In the pictures online, it had looked like the mattress in the bedroom was lying on the floor and touching the walls because the room was so small, but I was surprised to see that it was slightly bigger than I was expecting (but tiny compared to American standards still) with about a foot on each side of the mattress to the walls. 

The part I was anticipating the most, however, was . . .dun, dun, dun, dun . . . the bathroom.  That had become the make or break deal it seemed.  I was hoping to not have to go in there and have an “Eek, eek, eek!” moment, but more rather a gleeful reaction.  I had never been so happy in my life to peek around the corner into the bathroom and first of all see the sink.  One faucet!!! A normal faucet that actually lets you regulate the temperature!  I could almost hear the game show announcer on his microphone yelling out, “You just won a modern toilet!  Aannnnndddd, a Brand New, SHOWER!!!”  Ding! Ding! Ding!  We have a Winner!  And the crowd goes wild! Cheering, cheering for Josh and Lindsey, because we found what we’d been looking for and longing for.  It was a normal shower, with glass walls, a glass door that you just walk into like normal people do; not an impossible obstacle course like the other flat.  Oh goodness, I sure hope we can get this place! I was thinking to myself. 

One of the other best things about the flat was the huge balcony deck outside.  It gave plenty of room to walk around on and even put a big table out there to eat on, and giving the most superb views.  We would be able to watch the planes come and go, and the ferry and cruise ships going back and forth to the South Island, if we got this place.  We were eyeing the other girl we had been talking to as she was asking the realtor questions about the place and how to apply for it.  She had been telling us how hard it is to find something to rent because they go fast.  Josh was asking the realtor questions too, and we were learning that it was basically first come, first serve on whoever applies and if approved and reference checks.  Another person came to look at it while we were there, so then we rushed out, or more rather, I followed Josh who basically ran out the door and up the steps. 
“You like it?”  He asked me.
We both loved it.  He was ecstatic about it, as was I.  Then lets get it!!!  We rushed to the nearest library; we didn’t even wait to drive all the way across town to get our laptop.  We were in that much of a hurry to do the online application.  It was fun; racing to beat the other girl who we knew was probably on her way to apply as well.

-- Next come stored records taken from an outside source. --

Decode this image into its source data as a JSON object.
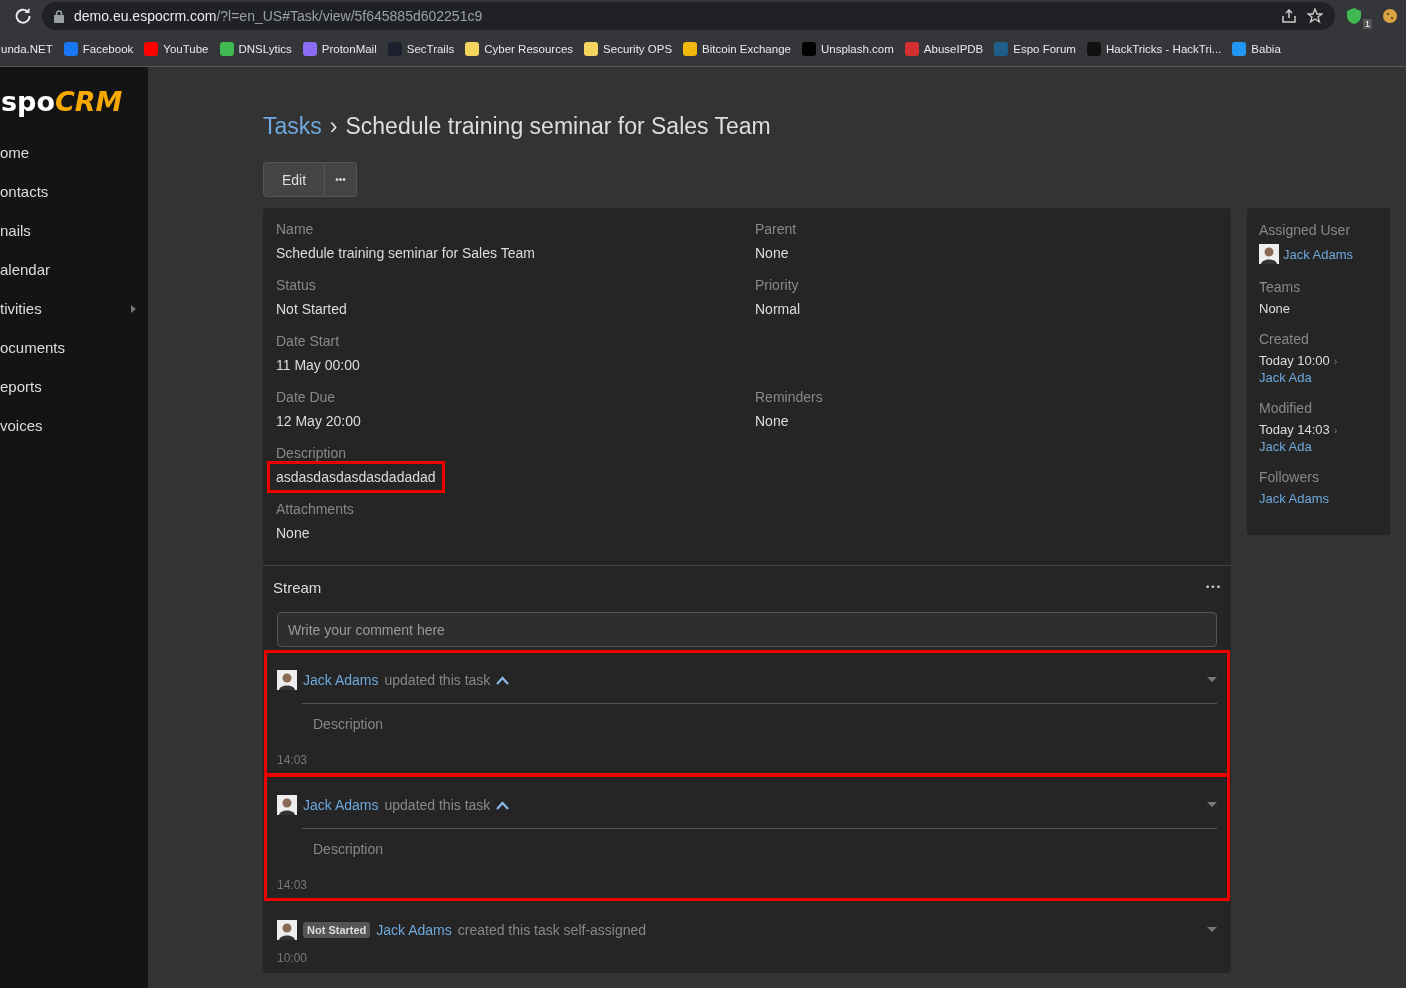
{
  "browser": {
    "url_host": "demo.eu.espocrm.com",
    "url_path": "/?l=en_US#Task/view/5f645885d602251c9",
    "extension_badge": "1"
  },
  "bookmarks": [
    {
      "label": "unda.NET"
    },
    {
      "label": "Facebook",
      "color": "#1877f2"
    },
    {
      "label": "YouTube",
      "color": "#ff0000"
    },
    {
      "label": "DNSLytics",
      "color": "#3fb950"
    },
    {
      "label": "ProtonMail",
      "color": "#8b6cf6"
    },
    {
      "label": "SecTrails",
      "color": "#1b1f2e"
    },
    {
      "label": "Cyber Resources",
      "color": "#f4d35e"
    },
    {
      "label": "Security OPS",
      "color": "#f4d35e"
    },
    {
      "label": "Bitcoin Exchange",
      "color": "#f0b90b"
    },
    {
      "label": "Unsplash.com",
      "color": "#000000"
    },
    {
      "label": "AbuseIPDB",
      "color": "#d32f2f"
    },
    {
      "label": "Espo Forum",
      "color": "#1e5f8a"
    },
    {
      "label": "HackTricks - HackTri...",
      "color": "#111111"
    },
    {
      "label": "Babia",
      "color": "#2196f3"
    }
  ],
  "logo": {
    "left": "spo",
    "right": "CRM"
  },
  "sidebar": {
    "items": [
      {
        "label": "ome",
        "has_submenu": false
      },
      {
        "label": "ontacts",
        "has_submenu": false
      },
      {
        "label": "nails",
        "has_submenu": false
      },
      {
        "label": "alendar",
        "has_submenu": false
      },
      {
        "label": "tivities",
        "has_submenu": true
      },
      {
        "label": "ocuments",
        "has_submenu": false
      },
      {
        "label": "eports",
        "has_submenu": false
      },
      {
        "label": "voices",
        "has_submenu": false
      }
    ]
  },
  "breadcrumb": {
    "parent": "Tasks",
    "separator": "›",
    "title": "Schedule training seminar for Sales Team"
  },
  "actions": {
    "edit": "Edit",
    "more": "•••"
  },
  "detail": {
    "rows": [
      [
        {
          "label": "Name",
          "value": "Schedule training seminar for Sales Team",
          "highlighted": false
        },
        {
          "label": "Parent",
          "value": "None",
          "highlighted": false
        }
      ],
      [
        {
          "label": "Status",
          "value": "Not Started",
          "highlighted": false
        },
        {
          "label": "Priority",
          "value": "Normal",
          "highlighted": false
        }
      ],
      [
        {
          "label": "Date Start",
          "value": "11 May 00:00",
          "highlighted": false
        }
      ],
      [
        {
          "label": "Date Due",
          "value": "12 May 20:00",
          "highlighted": false
        },
        {
          "label": "Reminders",
          "value": "None",
          "highlighted": false
        }
      ],
      [
        {
          "label": "Description",
          "value": "asdasdasdasdasdadadad",
          "highlighted": true
        }
      ],
      [
        {
          "label": "Attachments",
          "value": "None",
          "highlighted": false
        }
      ]
    ]
  },
  "side": {
    "fields": [
      {
        "label": "Assigned User",
        "kind": "user",
        "value": "Jack Adams"
      },
      {
        "label": "Teams",
        "kind": "plain",
        "value": "None"
      },
      {
        "label": "Created",
        "kind": "dated",
        "value": "Today 10:00",
        "separator": "›",
        "user": "Jack Ada"
      },
      {
        "label": "Modified",
        "kind": "dated",
        "value": "Today 14:03",
        "separator": "›",
        "user": "Jack Ada"
      },
      {
        "label": "Followers",
        "kind": "link",
        "value": "Jack Adams"
      }
    ]
  },
  "stream": {
    "title": "Stream",
    "menu": "•••",
    "comment_placeholder": "Write your comment here",
    "entries": [
      {
        "kind": "update",
        "user": "Jack Adams",
        "action": "updated this task",
        "expanded": true,
        "detail": "Description",
        "time": "14:03",
        "highlighted": true
      },
      {
        "kind": "update",
        "user": "Jack Adams",
        "action": "updated this task",
        "expanded": true,
        "detail": "Description",
        "time": "14:03",
        "highlighted": true
      },
      {
        "kind": "create",
        "badge": "Not Started",
        "user": "Jack Adams",
        "action": "created this task self-assigned",
        "time": "10:00",
        "highlighted": false
      }
    ]
  }
}
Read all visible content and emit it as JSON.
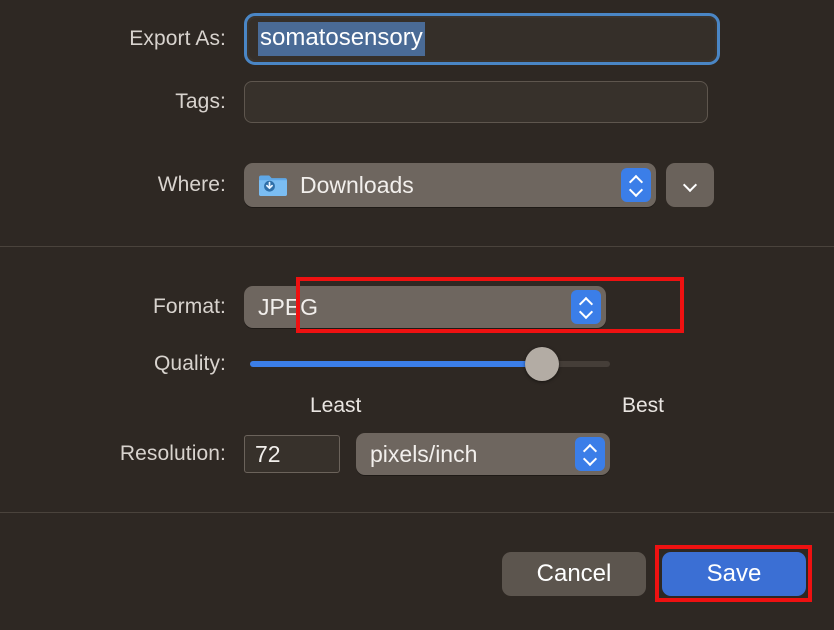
{
  "dialog": {
    "background_color": "#2e2823",
    "accent_color": "#3b7ee8"
  },
  "name_row": {
    "label": "Export As:",
    "value": "somatosensory",
    "selected": true
  },
  "tags_row": {
    "label": "Tags:",
    "value": "",
    "placeholder": ""
  },
  "where_row": {
    "label": "Where:",
    "value": "Downloads",
    "icon": "downloads-folder-icon",
    "stepper_icon": "up-down-chevron-icon",
    "disclosure_icon": "chevron-down-icon"
  },
  "format_row": {
    "label": "Format:",
    "value": "JPEG",
    "stepper_icon": "up-down-chevron-icon"
  },
  "quality_row": {
    "label": "Quality:",
    "value_percent": 81,
    "least_label": "Least",
    "best_label": "Best"
  },
  "resolution_row": {
    "label": "Resolution:",
    "value": "72",
    "unit": "pixels/inch",
    "stepper_icon": "up-down-chevron-icon"
  },
  "footer": {
    "cancel_label": "Cancel",
    "save_label": "Save"
  },
  "annotations": {
    "color": "#ee1111",
    "format_box": "highlight-format-dropdown",
    "save_box": "highlight-save-button"
  }
}
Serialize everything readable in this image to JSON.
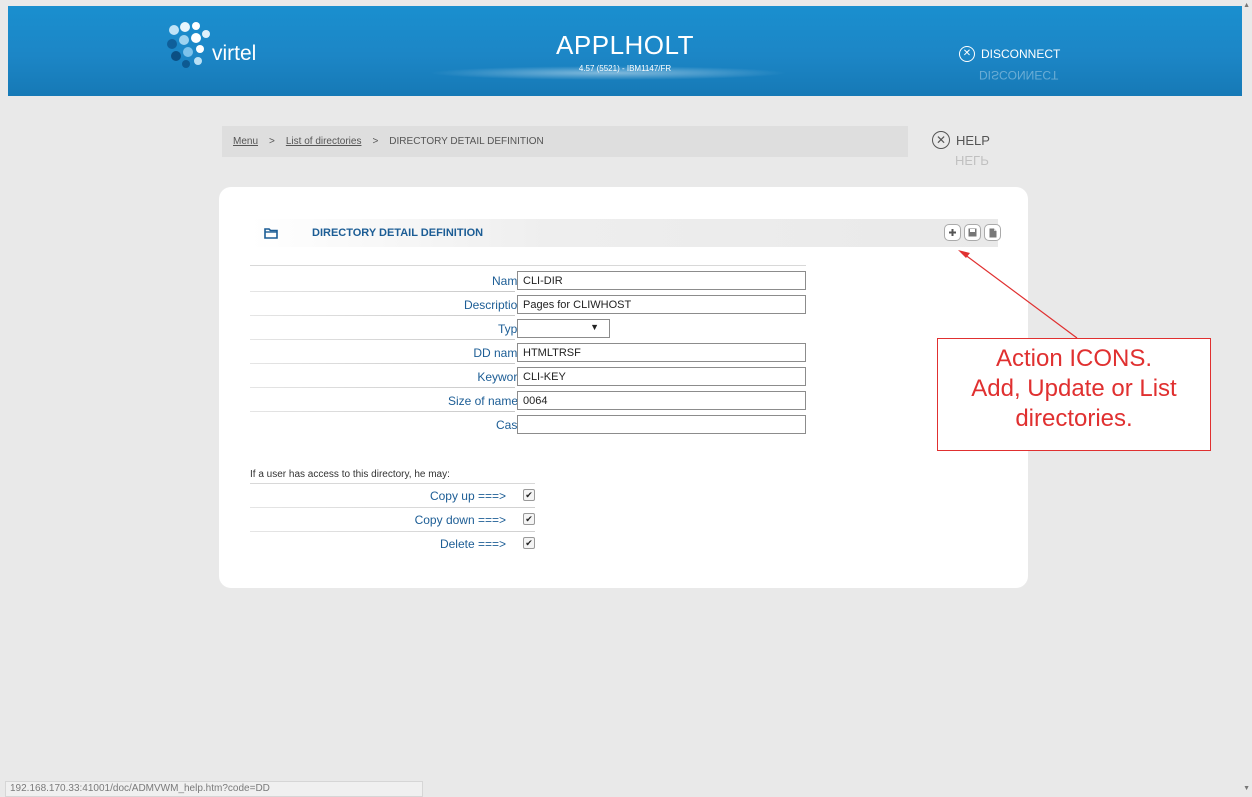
{
  "header": {
    "logo_text": "virtel",
    "app_title": "APPLHOLT",
    "app_subtitle": "4.57 (5521) - IBM1147/FR",
    "disconnect_label": "DISCONNECT"
  },
  "breadcrumb": {
    "items": [
      "Menu",
      "List of directories",
      "DIRECTORY DETAIL DEFINITION"
    ],
    "separator": ">"
  },
  "help_label": "HELP",
  "panel": {
    "title": "DIRECTORY DETAIL DEFINITION",
    "actions": [
      "add-icon",
      "save-icon",
      "list-icon"
    ]
  },
  "form": {
    "name": {
      "label": "Name",
      "value": "CLI-DIR"
    },
    "description": {
      "label": "Description",
      "value": "Pages for CLIWHOST"
    },
    "type": {
      "label": "Type",
      "value": ""
    },
    "ddname": {
      "label": "DD name",
      "value": "HTMLTRSF"
    },
    "keyword": {
      "label": "Keyword",
      "value": "CLI-KEY"
    },
    "size": {
      "label": "Size of names",
      "value": "0064"
    },
    "case": {
      "label": "Case",
      "value": ""
    }
  },
  "access": {
    "intro": "If a user has access to this directory, he may:",
    "copy_up": {
      "label": "Copy up ===>",
      "checked": true
    },
    "copy_down": {
      "label": "Copy down ===>",
      "checked": true
    },
    "delete": {
      "label": "Delete ===>",
      "checked": true
    }
  },
  "annotation": {
    "line1": "Action ICONS.",
    "line2": "Add, Update or List",
    "line3": "directories."
  },
  "status_url": "192.168.170.33:41001/doc/ADMVWM_help.htm?code=DD",
  "colors": {
    "header": "#1a8fcf",
    "label": "#1c5d95",
    "annotation": "#e03030"
  }
}
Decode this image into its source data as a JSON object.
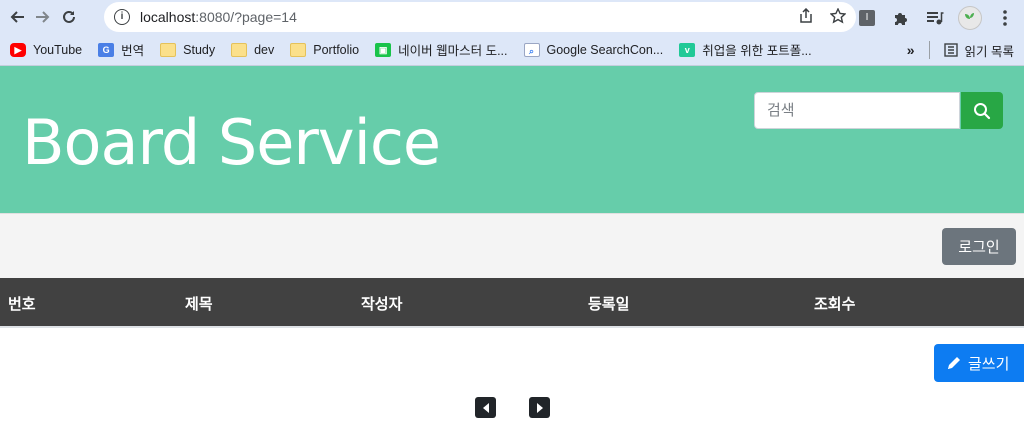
{
  "browser": {
    "url_host": "localhost",
    "url_rest": ":8080/?page=14",
    "bookmarks": [
      {
        "label": "YouTube",
        "icon": "youtube-icon"
      },
      {
        "label": "번역",
        "icon": "translate-icon"
      },
      {
        "label": "Study",
        "icon": "folder-icon"
      },
      {
        "label": "dev",
        "icon": "folder-icon"
      },
      {
        "label": "Portfolio",
        "icon": "folder-icon"
      },
      {
        "label": "네이버 웹마스터 도...",
        "icon": "naver-icon"
      },
      {
        "label": "Google SearchCon...",
        "icon": "google-search-console-icon"
      },
      {
        "label": "취업을 위한 포트폴...",
        "icon": "vimeo-icon"
      }
    ],
    "more": "»",
    "reading_list": "읽기 목록",
    "ext_letter": "I"
  },
  "header": {
    "title": "Board Service",
    "search_placeholder": "검색"
  },
  "toolbar": {
    "login_label": "로그인"
  },
  "table": {
    "columns": [
      "번호",
      "제목",
      "작성자",
      "등록일",
      "조회수"
    ]
  },
  "actions": {
    "write_label": "글쓰기"
  },
  "colors": {
    "hero": "#66cdaa",
    "search_button": "#28a745",
    "login_button": "#6c757d",
    "table_header": "#414141",
    "write_button": "#0d7cf2"
  }
}
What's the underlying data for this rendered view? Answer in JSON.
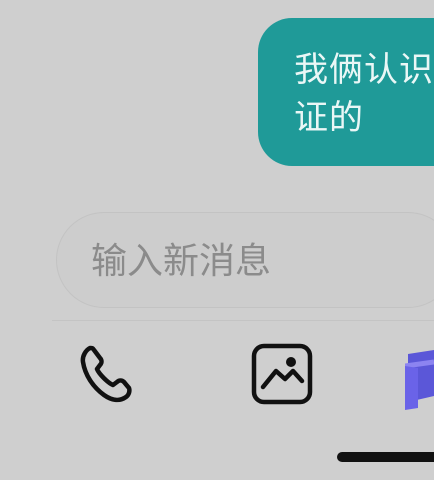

We were so anxious and hoping with all our hearts that we would get it.  I didn’t think we would, because it would be too good to be true. 

Josh texted and called the realtor a couple times that day to make sure their office received the application.  Then, later that very day we spoke with the realtor who told us our application was approved!  We were now the new tenants of a street called View Road. 

After an explanation of the situation to the landlord of the flat we had been looking at in Khandallah, who was not surprised she said, we were rid of that ordeal.  Hopefully we didn’t leave her too upset with us, as we said we would let her keep the $150 holding fee we had put down on the flat just because of the hassle it was on her and the cost of putting the ad on TradeMe.  Thank goodness, no more nightmares of being trapped in that shower. 

The move-in date would be later that month, but we were so relieved and happy that we finally found a place we would live for our time in New Zealand.  In two more weeks, we’d be moving into our own home!  With a view of the ocean!